      Yes. And those formulas contain a special combination of some of nasty chemicals such as benzine, toluene and naphthalene. The chemicals are needed to dissolve the shale rock and release the trapped gas. But even more alarming is the millions of gallons of water (a finite resource) intentionally polluted in the process. This polluted water has to be deposed of and currently some gas companies are injected the polluted water into deep wells in Arkansas. Even Fox News is reporting that the drilling and injecting of this polluted water in Arkansas might be causing thousands of earthquakes. There really is nothing "green" about the whole fracking process except in some ways the actual methane that is extracted when you compare to taking off the tops of the mountain in West Virginia and Kentucky.
      http://www.foxnews.com/scitech/2011/03/01/fracking-earthquakes-arkansas-man-experts-warn/
  • by ozbird (127571)
    It isn't called "fracking" for nothing.
  • The methane can also originate from old leaking well case as mentionned in the PNAS study.
  • Shoal gas from the America reduces Europe's dependence on Russia and Iran.
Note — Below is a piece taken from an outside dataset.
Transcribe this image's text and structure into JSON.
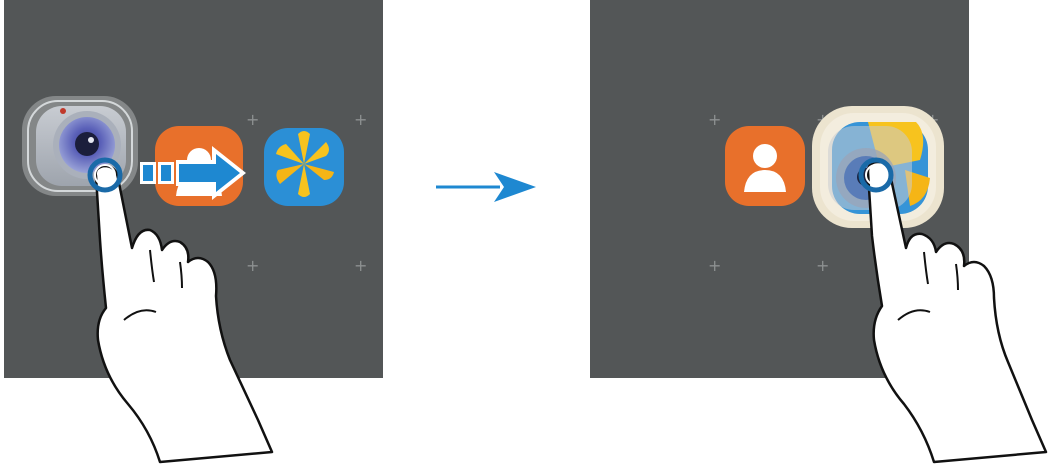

That is vital for us. It seems that the North Sea gas deposits are getting depleted and Norway is far from able to satisfy Europe's need for gas. Russia is using natural gas as a tool for achieving her political goals. For obvious reasons, Iran is an even less trustworthy supplier.

    For the foreseeable future, America's LNG seems to be the way to free ourselves from the energy racketeering, exercised by hostile Asian countries. I

  • It's not enough to pursue fossil fuels to the point of destroying the environment on a global scale, but what really, really pisses me off is that the 10 motherf@#$ in control of the world's supply are so crazed with insatiable greed that they can, and will, continue to as they wish with no regard for anything. They are unstoppable becuase they own the lawmakers.

    I'm looking at you especially, Walker; you kochsucker.

  • Instead of condemning fracking as a public health risk due to methane release in the ground water, why don't we come up with a simple separator that could be connected to people's wells that would siphon off the methane and either store it or use it to heat the home or generate electricity?

    • by pjabardo (977600)
      There are several reasons why this idea doesn't work. First the quantities of contaminants needed to ruin the water for consumption are much smaller than the quantitites needed to generate any useful amount of energy. Along with methane there are several other chemicals that contaminate the water and if they are dissolved in the water, it is not always easy to separate them and some of them can be very nasty.

"Tell the truth and run." -- Yugoslav proverb

Working...